TASK BRIEF: Print the whole listing again exactly as it stands, leaving out any images.

MATERIAL SHOWN:
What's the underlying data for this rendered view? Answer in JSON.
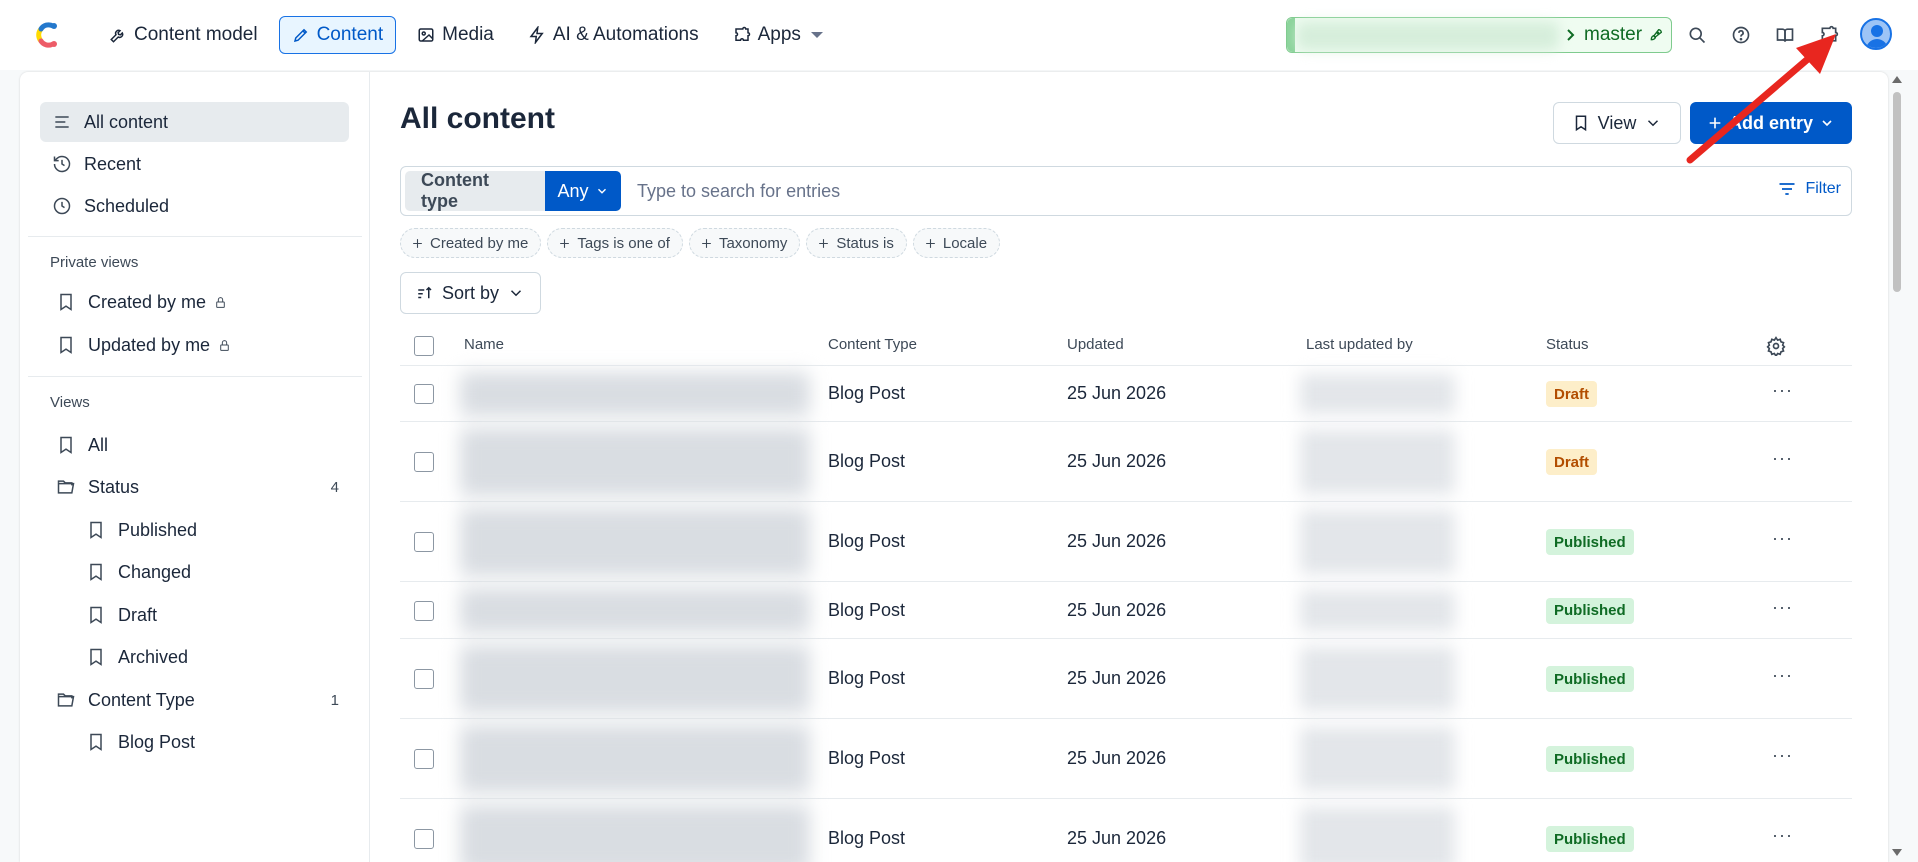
{
  "topbar": {
    "nav": [
      {
        "label": "Content model",
        "icon": "wrench-icon"
      },
      {
        "label": "Content",
        "icon": "pen-icon"
      },
      {
        "label": "Media",
        "icon": "image-icon"
      },
      {
        "label": "AI & Automations",
        "icon": "bolt-icon"
      },
      {
        "label": "Apps",
        "icon": "puzzle-icon"
      }
    ],
    "environment": "master"
  },
  "sidebar": {
    "primary": [
      {
        "label": "All content"
      },
      {
        "label": "Recent"
      },
      {
        "label": "Scheduled"
      }
    ],
    "private_heading": "Private views",
    "private": [
      {
        "label": "Created by me"
      },
      {
        "label": "Updated by me"
      }
    ],
    "views_heading": "Views",
    "views": {
      "all": "All",
      "status": {
        "label": "Status",
        "count": "4"
      },
      "status_items": [
        {
          "label": "Published"
        },
        {
          "label": "Changed"
        },
        {
          "label": "Draft"
        },
        {
          "label": "Archived"
        }
      ],
      "content_type": {
        "label": "Content Type",
        "count": "1"
      },
      "content_type_items": [
        {
          "label": "Blog Post"
        }
      ]
    }
  },
  "main": {
    "title": "All content",
    "view_button": "View",
    "add_button": "Add entry",
    "search": {
      "content_type_label": "Content type",
      "content_type_value": "Any",
      "placeholder": "Type to search for entries",
      "filter_label": "Filter"
    },
    "chips": [
      {
        "label": "Created by me"
      },
      {
        "label": "Tags is one of"
      },
      {
        "label": "Taxonomy"
      },
      {
        "label": "Status is"
      },
      {
        "label": "Locale"
      }
    ],
    "sort_label": "Sort by",
    "table": {
      "columns": [
        "Name",
        "Content Type",
        "Updated",
        "Last updated by",
        "Status"
      ],
      "rows": [
        {
          "content_type": "Blog Post",
          "updated": "25 Jun 2026",
          "status": "Draft"
        },
        {
          "content_type": "Blog Post",
          "updated": "25 Jun 2026",
          "status": "Draft"
        },
        {
          "content_type": "Blog Post",
          "updated": "25 Jun 2026",
          "status": "Published"
        },
        {
          "content_type": "Blog Post",
          "updated": "25 Jun 2026",
          "status": "Published"
        },
        {
          "content_type": "Blog Post",
          "updated": "25 Jun 2026",
          "status": "Published"
        },
        {
          "content_type": "Blog Post",
          "updated": "25 Jun 2026",
          "status": "Published"
        },
        {
          "content_type": "Blog Post",
          "updated": "25 Jun 2026",
          "status": "Published"
        }
      ],
      "row_menu": "···"
    }
  },
  "colors": {
    "primary": "#0059c8",
    "draft_bg": "#fdeec9",
    "published_bg": "#d4f3dc",
    "annotation_arrow": "#e8261f"
  }
}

THE ANSWER:
What's the underlying data for this rendered view? Answer in JSON.
{
  "topbar": {
    "nav": [
      {
        "label": "Content model",
        "icon": "wrench-icon"
      },
      {
        "label": "Content",
        "icon": "pen-icon"
      },
      {
        "label": "Media",
        "icon": "image-icon"
      },
      {
        "label": "AI & Automations",
        "icon": "bolt-icon"
      },
      {
        "label": "Apps",
        "icon": "puzzle-icon"
      }
    ],
    "environment": "master"
  },
  "sidebar": {
    "primary": [
      {
        "label": "All content"
      },
      {
        "label": "Recent"
      },
      {
        "label": "Scheduled"
      }
    ],
    "private_heading": "Private views",
    "private": [
      {
        "label": "Created by me"
      },
      {
        "label": "Updated by me"
      }
    ],
    "views_heading": "Views",
    "views": {
      "all": "All",
      "status": {
        "label": "Status",
        "count": "4"
      },
      "status_items": [
        {
          "label": "Published"
        },
        {
          "label": "Changed"
        },
        {
          "label": "Draft"
        },
        {
          "label": "Archived"
        }
      ],
      "content_type": {
        "label": "Content Type",
        "count": "1"
      },
      "content_type_items": [
        {
          "label": "Blog Post"
        }
      ]
    }
  },
  "main": {
    "title": "All content",
    "view_button": "View",
    "add_button": "Add entry",
    "search": {
      "content_type_label": "Content type",
      "content_type_value": "Any",
      "placeholder": "Type to search for entries",
      "filter_label": "Filter"
    },
    "chips": [
      {
        "label": "Created by me"
      },
      {
        "label": "Tags is one of"
      },
      {
        "label": "Taxonomy"
      },
      {
        "label": "Status is"
      },
      {
        "label": "Locale"
      }
    ],
    "sort_label": "Sort by",
    "table": {
      "columns": [
        "Name",
        "Content Type",
        "Updated",
        "Last updated by",
        "Status"
      ],
      "rows": [
        {
          "content_type": "Blog Post",
          "updated": "25 Jun 2026",
          "status": "Draft"
        },
        {
          "content_type": "Blog Post",
          "updated": "25 Jun 2026",
          "status": "Draft"
        },
        {
          "content_type": "Blog Post",
          "updated": "25 Jun 2026",
          "status": "Published"
        },
        {
          "content_type": "Blog Post",
          "updated": "25 Jun 2026",
          "status": "Published"
        },
        {
          "content_type": "Blog Post",
          "updated": "25 Jun 2026",
          "status": "Published"
        },
        {
          "content_type": "Blog Post",
          "updated": "25 Jun 2026",
          "status": "Published"
        },
        {
          "content_type": "Blog Post",
          "updated": "25 Jun 2026",
          "status": "Published"
        }
      ],
      "row_menu": "···"
    }
  },
  "colors": {
    "primary": "#0059c8",
    "draft_bg": "#fdeec9",
    "published_bg": "#d4f3dc",
    "annotation_arrow": "#e8261f"
  }
}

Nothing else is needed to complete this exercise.